And if there’s one thing you can take to the bank, it’s this: where cash flow goes, share prices eventually follow.

That’s exactly what happened from July 2004 through June 2006, when the yield on the 10-year Treasury skyrocketed to 5.1%:

A Hint From the Past

I think we’re on the verge of another 2004-style REIT spike. And a great way to ride it is with 3 other CEFs—two that gives us exposure to top-flight US real estate and one with a cash-spinning portfolio of global holdings:

In just 3 quick buys, we get exposure to top-notch REITs like Public Storage (PSA), Essex Property Trust (ESS) and UK industrial REIT Segro plc (SEGXF). Plus we get an incredible 8.8% average dividend from our 3 REIT funds!

And just as with our floating-rate quintet, we get to buy at a big discount, too: all 3 of these REIT CEFs trade at markdowns wider than their five-year averages, so there are some serious “snapback” gains built in here, as well.

Rising-Rate Strategy No. 3: Buy “Wide Moat” Stocks

And in case you’re wondering, no, you don’t have to abandon the household names of the S&P 500 when rates head higher.

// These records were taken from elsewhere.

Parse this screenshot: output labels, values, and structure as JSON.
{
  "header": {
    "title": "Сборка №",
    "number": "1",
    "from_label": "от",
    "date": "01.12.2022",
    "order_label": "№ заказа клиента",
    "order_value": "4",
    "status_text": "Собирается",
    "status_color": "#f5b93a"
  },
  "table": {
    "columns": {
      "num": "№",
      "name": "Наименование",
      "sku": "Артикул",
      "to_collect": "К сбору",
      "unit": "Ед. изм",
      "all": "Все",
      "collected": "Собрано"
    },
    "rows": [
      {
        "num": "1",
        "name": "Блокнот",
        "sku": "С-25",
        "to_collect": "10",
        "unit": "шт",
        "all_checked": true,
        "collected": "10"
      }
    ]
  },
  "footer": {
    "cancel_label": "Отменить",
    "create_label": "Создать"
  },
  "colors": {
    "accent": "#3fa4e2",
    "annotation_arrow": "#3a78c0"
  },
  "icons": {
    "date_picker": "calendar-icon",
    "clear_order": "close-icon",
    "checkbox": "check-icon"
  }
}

You just have to be more selective, picking stocks with wide “moats”—or competitive advantages that let them pass along rising costs to consumers.

Apple (AAPL) is a great example: the willingness of its fanboys and girls to shell out for the company’s latest gadgets knows no limits.

No wonder the stock exploded in the last sustained rising-rate period, turning in a performance 15 times better than that of the market as a whole!

Apple: 1, Inflation: 0

Even though Apple shares yield just 1.6% today, the payout is growing like a weed, jumping 93% since the company started paying dividends six years ago. Today, Apple is a free-cash-flow machine, cranking out $53.7 billion worth in the last 12 months, up 26% from five years ago, so there’s way more to come here.

And that’s to say nothing of its $270-billion cash reserve, mostly held offshore, which Apple is finally putting to work thanks to the repatriation measures in the Tax Cuts and Jobs Act. Buybacks are part of the plan: it just said it will repurchase $100 billion worth of shares, in addition to the $23.5 billion it bought back in the last three months.

No wonder management’s so keen: at 16.5 times forward earnings, this proven inflation fighter trades at a great price. Let’s take the hint and make our move, too.

Rising-Rate Strategy No. 4: Grab Monthly Payouts and 8% Dividends 

The 8% Monthly Dividend Portfolio I just released is a tightly built collection of REITs, CEFs and dividend-growth stocks I’ve personally assembled to protect and grow your portfolio as rates ratchet higher.

Each one of these income powerhouses is proven to rise in inflation-prone economies like today’s. And that’s not all. Because this portfolio also hands you a tidy 8% in dividend income, year in and year out.

So if, say, you’re a retiree with a $500k nest egg, you’ll generate $40,000 in annual dividend income. That’s easily enough for many folks to retire on dividends alone—so they can largely forget about the markets and interest rates!

The best part is, the income studs in this unique portfolio pay dividends monthly, so you can look forward to a steady and predictable $3,333 in income, month in and month out—give or take a couple hundred bucks—on every $500K in capital you’re able to invest.

I’d love to share the names of all my favorite monthly payers with you now. Simply click here and I’ll give you my full research on these monthly dividend all-stars—names ticker symbols, buy-under prices, the works. Don’t miss out!